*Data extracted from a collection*
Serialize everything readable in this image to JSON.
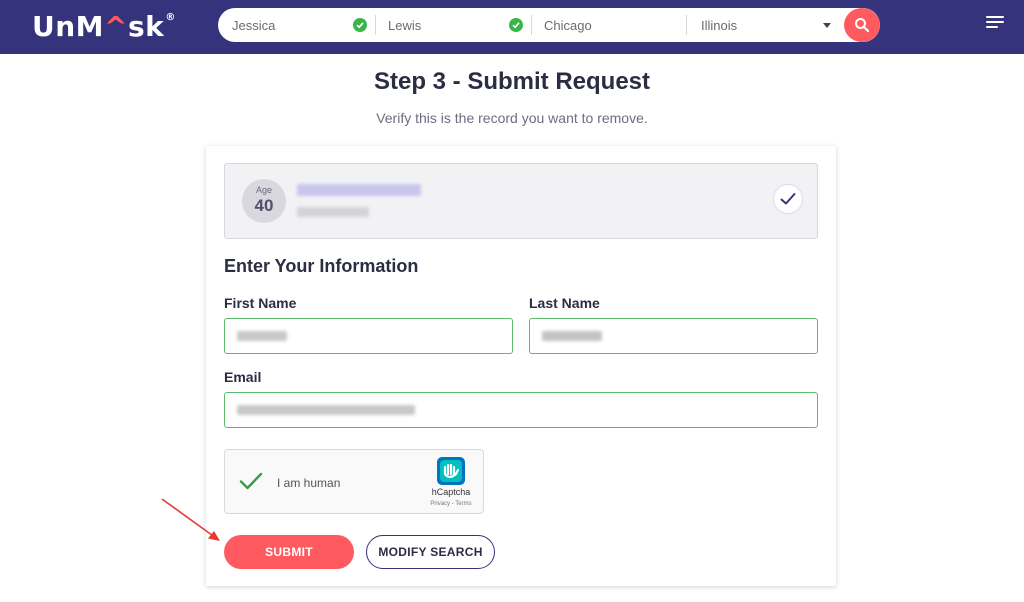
{
  "header": {
    "logo_main_1": "UnM",
    "logo_accent": "^",
    "logo_main_2": "sk",
    "logo_reg": "®",
    "search": {
      "first_name": "Jessica",
      "last_name": "Lewis",
      "city": "Chicago",
      "state": "Illinois"
    }
  },
  "page": {
    "title": "Step 3 - Submit Request",
    "subtitle": "Verify this is the record you want to remove."
  },
  "record": {
    "age_label": "Age",
    "age_value": "40"
  },
  "form": {
    "section_title": "Enter Your Information",
    "first_name_label": "First Name",
    "last_name_label": "Last Name",
    "email_label": "Email"
  },
  "captcha": {
    "text": "I am human",
    "brand": "hCaptcha",
    "links": "Privacy - Terms"
  },
  "buttons": {
    "submit": "SUBMIT",
    "modify": "MODIFY SEARCH"
  },
  "colors": {
    "header_bg": "#35337b",
    "accent": "#ff5a5f",
    "valid_green": "#3ab54a"
  }
}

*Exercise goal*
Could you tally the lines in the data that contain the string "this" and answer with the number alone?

*Completed exercise*
2